So what's a poet to do? Feel helpless and a victim to a cruel and unfair system? Well, you could. Most poets do. You'd have plenty of company. For people who profess to be creative, they sure lack creative ideas on how to bring their art to an audience. For people who profess to be outsiders to "the system" they sure seem beholden to one -- and voluntarily so. I mean it's not like non-participation in the contest system will mean you'll lose your house and your kids will go hungry. Only a handful of these contests mean diddly squat to academic hiring committees -- and even then, there's zero guarantees. There's past Yale, Whitman, Bakeless winners still looking for teaching jobs.
If that million dollars (which I'm confident is actually a much higher number) went into book sales, most presses would have sufficient funds to operate and focus solely on publishing -- that would mean more time for books and everyone would benefit from that. More books could be published, more attention could be given to them, more promotion, etc.
If you used that $250 (which in many cases is a much higher number) towards a creative project, either publishing your own work or another poet you admire, you'd be much much better off. If you spent over $500 on contests, know you could have published your own or someone else's book for that amount -- and that includes distribution and a short run of copies. You could have started your own press. You could have gotten with three other poets and created a publishing collective. You could each contribute $250-500 each per year (what you're spending already on contests that frustrate and anger you) and take turns publishing one another books -- or if you're so concerned about the self-publishing stigma, you could find another 4 poets who create their own publishing collective and they can agree to publish your collective's books and you there's. If that's not "legitimate" -- well write off the Beats, the NY School, Black Mountain poets, cause they published one another, a lot.

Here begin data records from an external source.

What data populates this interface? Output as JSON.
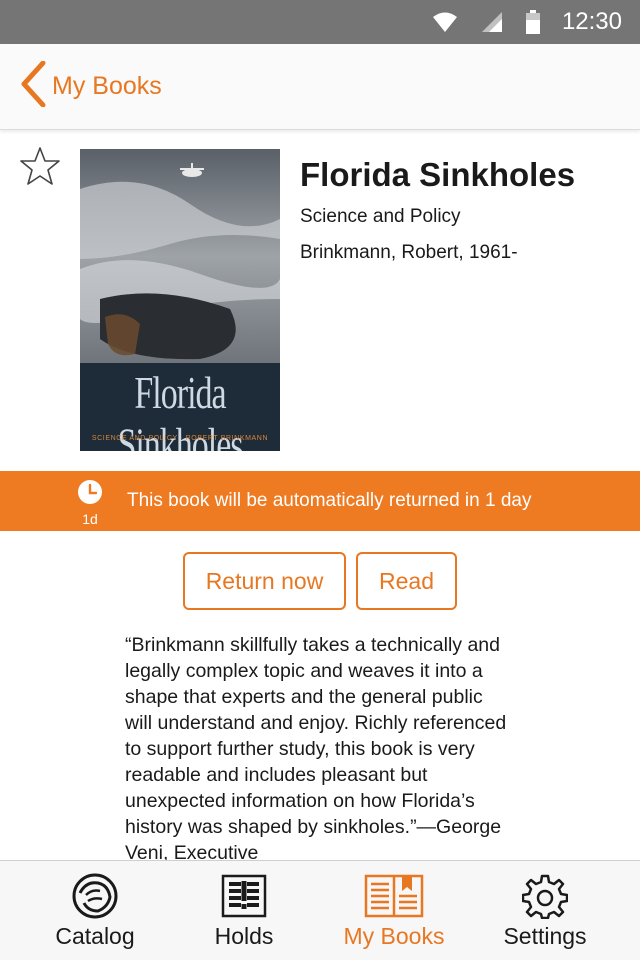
{
  "status_bar": {
    "time": "12:30",
    "icons": [
      "wifi-icon",
      "signal-icon",
      "battery-icon"
    ]
  },
  "app_bar": {
    "back_label": "My Books",
    "back_icon": "chevron-left-icon"
  },
  "book": {
    "title": "Florida Sinkholes",
    "subtitle": "Science and Policy",
    "author": "Brinkmann, Robert, 1961-",
    "cover": {
      "title": "Florida Sinkholes",
      "subtitle": "SCIENCE AND POLICY · ROBERT BRINKMANN"
    },
    "favorite_icon": "star-outline-icon"
  },
  "notice": {
    "badge": "1d",
    "icon": "clock-icon",
    "text": "This book will be automatically returned in 1 day"
  },
  "actions": {
    "return_label": "Return now",
    "read_label": "Read"
  },
  "description": "“Brinkmann skillfully takes a technically and legally complex topic and weaves it into a shape that experts and the general public will understand and enjoy. Richly referenced to support further study, this book is very readable and includes pleasant but unexpected information on how Florida’s history was shaped by sinkholes.”—George Veni, Executive",
  "tabs": [
    {
      "label": "Catalog",
      "icon": "lion-icon",
      "active": false
    },
    {
      "label": "Holds",
      "icon": "holds-icon",
      "active": false
    },
    {
      "label": "My Books",
      "icon": "my-books-icon",
      "active": true
    },
    {
      "label": "Settings",
      "icon": "gear-icon",
      "active": false
    }
  ],
  "colors": {
    "accent": "#ee7a22",
    "status_bar": "#757575",
    "text": "#1a1a1a"
  }
}
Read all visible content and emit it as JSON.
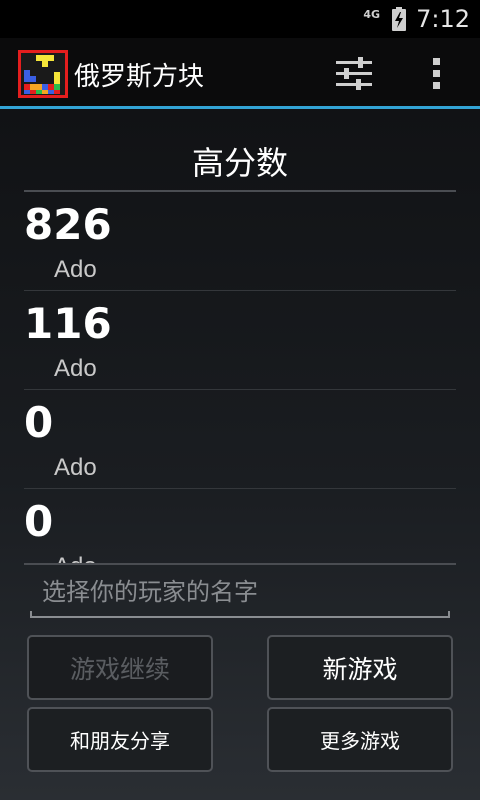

Oh, but what about all that nepotism -- doesn't that mean more crappy books?!?! The floodgates!! The horror!! I have a bright idea, pretend like, you're an editor, and only accept poets whose work your admire into your collective. Only agree to publish work by other poets that you think is worthy. Everyone has the power and "cultural capital" to make smart editorial choices.
Ah, but what if you only see yourself as a poet. You just write poems. It's not your job to think about editing, publishing or generating ways of getting your work out there. It's not your job to contribute anything the same poetry community/economy that you want to benefit from. You're not gonna start no stinkin' press, you're not gonna edit no stinkin' magazine, you're not gonna start a reading series, you're not gonna buy anyone else's books, you're not gonna ask your local library to buy any contemporary poetry books, you're not gonna write any book reviews, you're not gonna exert any of your precious time or energy into any of that crap. No, you're the type of poet who expects other poets to do all the work for you, you think other poets should take away time from their own poems (and jobs and families) and spend all their time publishing and promoting your work. What you need a servant poet, a poet to dedicate her energy to making things happen for you.
If you are that type of poet, there is a path, it's called the contest system. You have to pay a lot of money for that -- and remember, good help is hard to find.